New rules are coming to Who Wants To Be A Millionaire. And in answer to a teleconference question from locatetv.com, host Meredith Vieira contends she "would have walked away" had she not wanted to play by them.
"I wasn't involved in the changes at all," she says. "They played around with a lot of different things. Then they came to me . . . If I had not been comfortable with it, I would not have continued to do the game. I didn't sign on to do a game show. I signed on to do Millionaire."
She's been at it a while. Vieira, who also co-hosts NBC's Today, began hosting Millionaire in 2002 when it went into daytime syndication after a hugely popular but relatively short-lived run in prime-time with Regis Philbin at the controls. When new episodes return on Sept. 13th, it will mark the first significant facelift for a game that essentially has amounted to answering progressively more difficult questions for larger amounts of money.
Millionaire had become "way too predictable," Vieira says. "It used to be a very exciting game. It had lost that. For me, the hardest thing has been learning the new rules so I don't have to think about it."
One of the changes requires considerable explaining, which we'll try to do concisely.
In Round One, contestants no longer will be able to win relative pocket change by breezing through questions such as "What color is an orange?" Or "New York is located in what state?"

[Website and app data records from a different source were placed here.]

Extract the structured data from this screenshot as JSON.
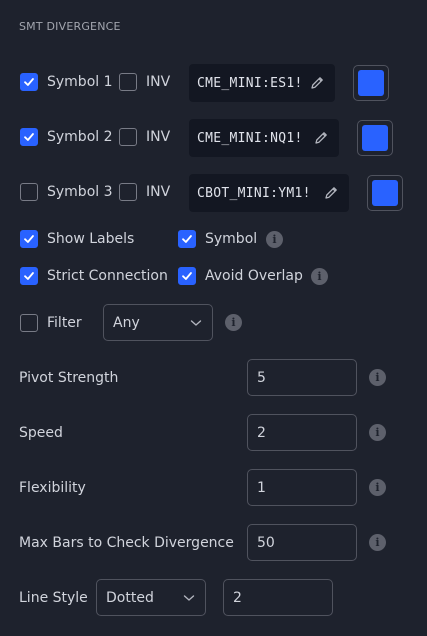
{
  "section_title": "SMT DIVERGENCE",
  "symbols": [
    {
      "enabled_label": "Symbol 1",
      "enabled": true,
      "inv_label": "INV",
      "inv": false,
      "ticker": "CME_MINI:ES1!",
      "color": "#2962ff"
    },
    {
      "enabled_label": "Symbol 2",
      "enabled": true,
      "inv_label": "INV",
      "inv": false,
      "ticker": "CME_MINI:NQ1!",
      "color": "#2962ff"
    },
    {
      "enabled_label": "Symbol 3",
      "enabled": false,
      "inv_label": "INV",
      "inv": false,
      "ticker": "CBOT_MINI:YM1!",
      "color": "#2962ff"
    }
  ],
  "options": {
    "show_labels": {
      "label": "Show Labels",
      "checked": true
    },
    "symbol": {
      "label": "Symbol",
      "checked": true
    },
    "strict_connection": {
      "label": "Strict Connection",
      "checked": true
    },
    "avoid_overlap": {
      "label": "Avoid Overlap",
      "checked": true
    },
    "filter": {
      "label": "Filter",
      "checked": false,
      "value": "Any"
    }
  },
  "inputs": {
    "pivot_strength": {
      "label": "Pivot Strength",
      "value": "5"
    },
    "speed": {
      "label": "Speed",
      "value": "2"
    },
    "flexibility": {
      "label": "Flexibility",
      "value": "1"
    },
    "max_bars": {
      "label": "Max Bars to Check Divergence",
      "value": "50"
    }
  },
  "line_style": {
    "label": "Line Style",
    "value": "Dotted",
    "width": "2"
  },
  "colors": {
    "accent": "#2962ff",
    "background": "#1e222d",
    "field_bg": "#131722"
  },
  "icons": {
    "check": "check-icon",
    "pencil": "pencil-icon",
    "info": "info-icon",
    "chevron": "chevron-down-icon"
  }
}
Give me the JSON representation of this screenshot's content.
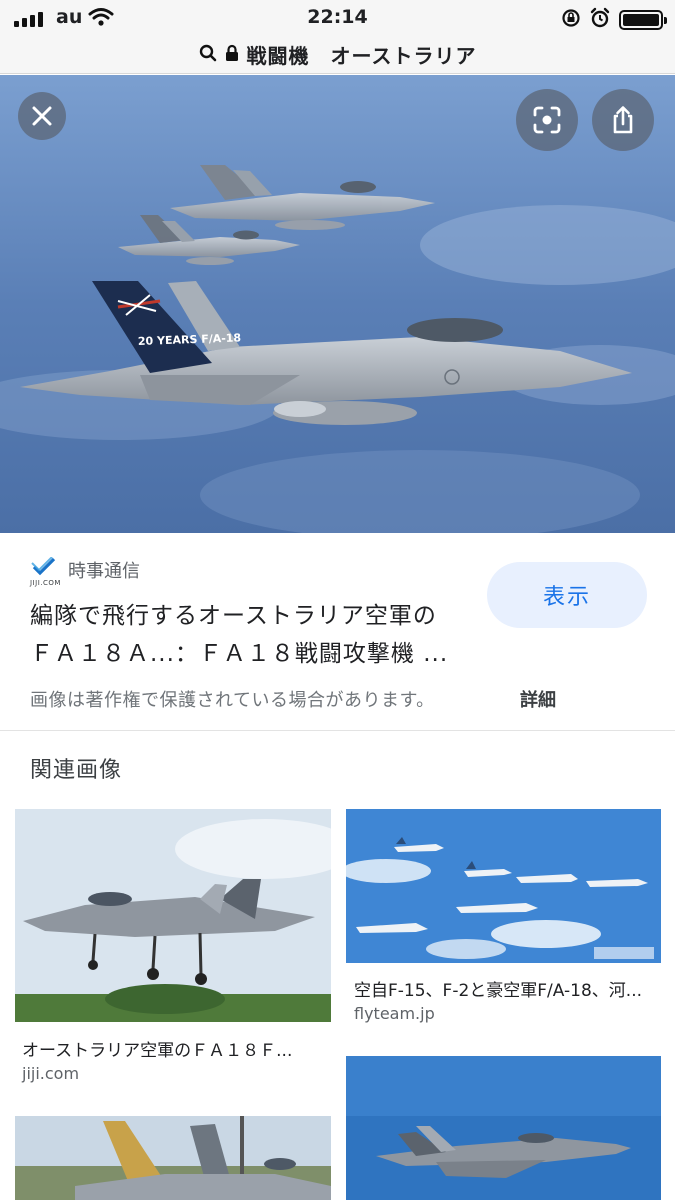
{
  "status_bar": {
    "carrier": "au",
    "time": "22:14"
  },
  "url_bar": {
    "text": "戦闘機　オーストラリア",
    "search_icon": "search-icon",
    "lock_icon": "lock-icon"
  },
  "hero": {
    "tail_badge_text": "20 YEARS F/A-18",
    "close_icon": "close-icon",
    "lens_icon": "lens-icon",
    "share_icon": "share-icon"
  },
  "result": {
    "source_name": "時事通信",
    "source_logo_text": "JIJI.COM",
    "title_line1": "編隊で飛行するオーストラリア空軍の",
    "title_line2": "ＦＡ１８Ａ...：ＦＡ１８戦闘攻撃機 ...",
    "view_button": "表示",
    "copyright_notice": "画像は著作権で保護されている場合があります。",
    "details_link": "詳細"
  },
  "related": {
    "heading": "関連画像",
    "items": [
      {
        "caption": "オーストラリア空軍のＦＡ１８Ｆ...",
        "domain": "jiji.com"
      },
      {
        "caption": "空自F-15、F-2と豪空軍F/A-18、河...",
        "domain": "flyteam.jp"
      },
      {
        "caption": "",
        "domain": ""
      },
      {
        "caption": "",
        "domain": ""
      }
    ]
  },
  "colors": {
    "accent": "#1a73e8",
    "button_bg": "#e8f0fe",
    "sky": "#5b7fb8"
  }
}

Instead, 10 dollar amounts from $100 to $25,000 will be randomly shuffled. And the dollar amount for each question won't be revealed until after a contestant has answered it. Questions likewise will be in no particular order of difficulty. So a contestant conceivably could draw a very easy question for an opening sum of $25,000. Or a hard question for a piddling amount of $100. A contestant would have $68,600 in their bank if they answered all 10 questions correctly. Those who choose to stop playing prematurely will pocket half of their winnings.
"I'm enjoying it because the game has been re-energized, and that make makes it more fun," says Vieiera, who already has taped 10 shows under the new format.
But wait, there's more.
In Round Two, just four questions will remain -- for $100,000, $250,000, $500,000 and a million. Contestants also will be given two new "Jump the Question" lifelines, enabling them to skip past a query that stumps them while also forfeiting the dollar amount attached to it.
Furthermore, both Vieira and contestants will stand up throughout, with the show's venerable "Hot Seat" now a part of its past.
The Hot Seat "had become too comfortable, believe it or not," Vieira says. Contestants now can "work the room a little bit."
Her overall goal, then and now, is to put contestants at ease and make it easier for them to go the distance or at least win a six-figure amount. "But I do have to mess with them a little bit," she says.
In the eight seasons she's hosted, just three contestants have taken home the $1 million grand prize. Vieira says she'd love to see that number take a quantum leap, and that the new rules may prompt "greater risk-taking."
Of her Today mates, she thinks weatherman Al Roker would fare the best on Millionaire.
"I think they'd all do well, but I think that Al would do extremely well," she says.
Whatever the case, it's hardly heavy lifting. Vieira tapes five shows per day on two days a week. It's akin to a vacation compared to the early morning grind.
"I find that playing Millionaire energizes me, because I have so much fun doing it," Vieira says. "You never feel bad about what you're doing for a living. You're giving people money . . . How can you not feel good about it?"